New challenges emerge in wind vs. water debate

View photo gallery (3 photos)
The wind vs. water dispute is anything but over.

The wind vs. water dispute is anything but over.

Wind turbines are back to transmitting power without interference in the Northwest as the Bonneville Power Administration has ended a 53-day curtailment period aimed at balancing the grid amid high water flows. But whether that policy benefited more than economics for BPA is now the subject of dispute.

As opponents to BPA’s curtailment policy continue to stoke what’s become a national debate over power transmission rights, one thing is clear: The sparring over BPA’s decision to supress 97,557 megawatts of wind power is just the first round in what’s likely to become a prolonged legal fight.

Recent comments made to the Federal Energy Regulatory Commission accuse BPA of abusing the wind curtailment policy – under the guise of aiding endangered fish – to manipulate power markets toward favorable pricing for hydropower.

Aimed at helping renewable energy projects earn a permanent place in the Northwest, and on the power grid, such arguments are inching forward in three legal and policy arenas with no sign of a settlement. Meanwhile, regional meetings are planned to help draft a new policy for the BPA in 2012.

Since an initial claim was filed against BPA with FERC in June, the agency’s policy has attracted national attention. Approximately 70 parties have sought standing in the case, ranging from power districts to wind companies and utilities, and cities and counties from as far north as Seattle and south to Santa Clara, Calif.

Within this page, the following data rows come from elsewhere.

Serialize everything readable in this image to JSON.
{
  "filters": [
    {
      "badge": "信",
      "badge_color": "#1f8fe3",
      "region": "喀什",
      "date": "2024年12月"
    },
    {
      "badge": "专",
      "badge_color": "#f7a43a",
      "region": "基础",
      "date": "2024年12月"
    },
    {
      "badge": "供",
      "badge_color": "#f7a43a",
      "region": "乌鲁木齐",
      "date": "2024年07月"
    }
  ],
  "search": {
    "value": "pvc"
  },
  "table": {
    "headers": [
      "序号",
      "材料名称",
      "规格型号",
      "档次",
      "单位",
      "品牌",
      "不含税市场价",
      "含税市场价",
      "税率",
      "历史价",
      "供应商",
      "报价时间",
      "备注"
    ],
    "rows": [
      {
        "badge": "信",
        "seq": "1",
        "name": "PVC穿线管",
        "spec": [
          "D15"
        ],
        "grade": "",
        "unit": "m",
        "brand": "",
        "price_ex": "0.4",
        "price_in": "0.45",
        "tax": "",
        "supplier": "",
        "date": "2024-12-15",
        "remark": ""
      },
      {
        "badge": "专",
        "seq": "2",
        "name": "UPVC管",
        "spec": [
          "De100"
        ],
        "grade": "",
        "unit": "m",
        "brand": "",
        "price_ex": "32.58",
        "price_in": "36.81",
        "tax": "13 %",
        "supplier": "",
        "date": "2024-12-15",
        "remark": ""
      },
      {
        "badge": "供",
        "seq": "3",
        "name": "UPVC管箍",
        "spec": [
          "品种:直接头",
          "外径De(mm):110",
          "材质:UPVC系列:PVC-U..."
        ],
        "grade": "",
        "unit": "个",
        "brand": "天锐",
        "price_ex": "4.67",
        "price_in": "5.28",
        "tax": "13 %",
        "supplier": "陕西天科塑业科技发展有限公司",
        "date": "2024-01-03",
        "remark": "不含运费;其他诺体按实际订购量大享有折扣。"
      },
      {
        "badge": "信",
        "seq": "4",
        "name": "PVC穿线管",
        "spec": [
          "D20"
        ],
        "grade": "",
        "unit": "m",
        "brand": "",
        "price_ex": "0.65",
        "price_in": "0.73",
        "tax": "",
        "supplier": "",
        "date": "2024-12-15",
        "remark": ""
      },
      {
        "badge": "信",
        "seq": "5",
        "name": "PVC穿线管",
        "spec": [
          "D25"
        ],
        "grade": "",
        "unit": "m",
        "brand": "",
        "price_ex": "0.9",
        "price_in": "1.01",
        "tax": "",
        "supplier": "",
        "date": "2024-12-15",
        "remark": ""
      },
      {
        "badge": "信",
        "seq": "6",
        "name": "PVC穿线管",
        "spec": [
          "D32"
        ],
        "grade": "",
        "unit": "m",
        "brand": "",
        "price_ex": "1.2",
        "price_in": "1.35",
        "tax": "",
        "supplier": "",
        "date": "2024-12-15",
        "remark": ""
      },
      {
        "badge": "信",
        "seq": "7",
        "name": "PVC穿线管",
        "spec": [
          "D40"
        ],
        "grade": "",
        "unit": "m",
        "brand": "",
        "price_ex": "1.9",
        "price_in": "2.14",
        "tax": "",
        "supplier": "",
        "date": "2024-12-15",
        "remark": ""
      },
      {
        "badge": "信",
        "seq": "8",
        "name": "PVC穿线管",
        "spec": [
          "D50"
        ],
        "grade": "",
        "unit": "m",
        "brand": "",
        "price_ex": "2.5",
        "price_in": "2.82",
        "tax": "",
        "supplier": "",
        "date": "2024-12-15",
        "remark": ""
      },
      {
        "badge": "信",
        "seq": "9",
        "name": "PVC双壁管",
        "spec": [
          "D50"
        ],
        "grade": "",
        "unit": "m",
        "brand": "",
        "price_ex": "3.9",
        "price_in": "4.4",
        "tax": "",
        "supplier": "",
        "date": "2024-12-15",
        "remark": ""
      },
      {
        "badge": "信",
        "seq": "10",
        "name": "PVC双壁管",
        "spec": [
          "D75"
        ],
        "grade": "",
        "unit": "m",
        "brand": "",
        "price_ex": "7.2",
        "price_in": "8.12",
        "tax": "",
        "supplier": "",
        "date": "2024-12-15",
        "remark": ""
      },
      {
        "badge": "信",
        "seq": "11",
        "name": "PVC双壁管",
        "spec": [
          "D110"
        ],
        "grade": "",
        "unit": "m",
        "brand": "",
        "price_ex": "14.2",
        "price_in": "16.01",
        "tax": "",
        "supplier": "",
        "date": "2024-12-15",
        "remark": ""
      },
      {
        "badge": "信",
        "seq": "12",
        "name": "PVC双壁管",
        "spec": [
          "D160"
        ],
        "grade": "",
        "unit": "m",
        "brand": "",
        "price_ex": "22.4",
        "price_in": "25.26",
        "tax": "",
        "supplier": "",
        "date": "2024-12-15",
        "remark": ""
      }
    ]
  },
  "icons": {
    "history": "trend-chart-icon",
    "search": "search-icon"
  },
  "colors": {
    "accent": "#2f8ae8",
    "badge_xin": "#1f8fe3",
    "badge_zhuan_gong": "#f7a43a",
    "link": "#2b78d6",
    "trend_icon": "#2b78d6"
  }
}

Investor-owned utilities, the Oregon Public Utility Commission, wind power companies and advocacy groups voiced support for the wind energy industry, charging, among many things, that BPA ignored steps it could have taken to avoid curtailing wind, such as paying to unload excess power. They want BPA to abide by transmission contracts with wind companies in the future and avoid substituting hydropower for wind in its power deliveries to utilities.

|View All

Lee van der Voo, lvdvoo*at*, is a freelance writer for Sustainable Business Oregon


If you are commenting using a Facebook account, your profile information may be displayed with your comment depending on your privacy settings. By leaving the 'Post to Facebook' box selected, your comment will be published to your Facebook profile in addition to the space below.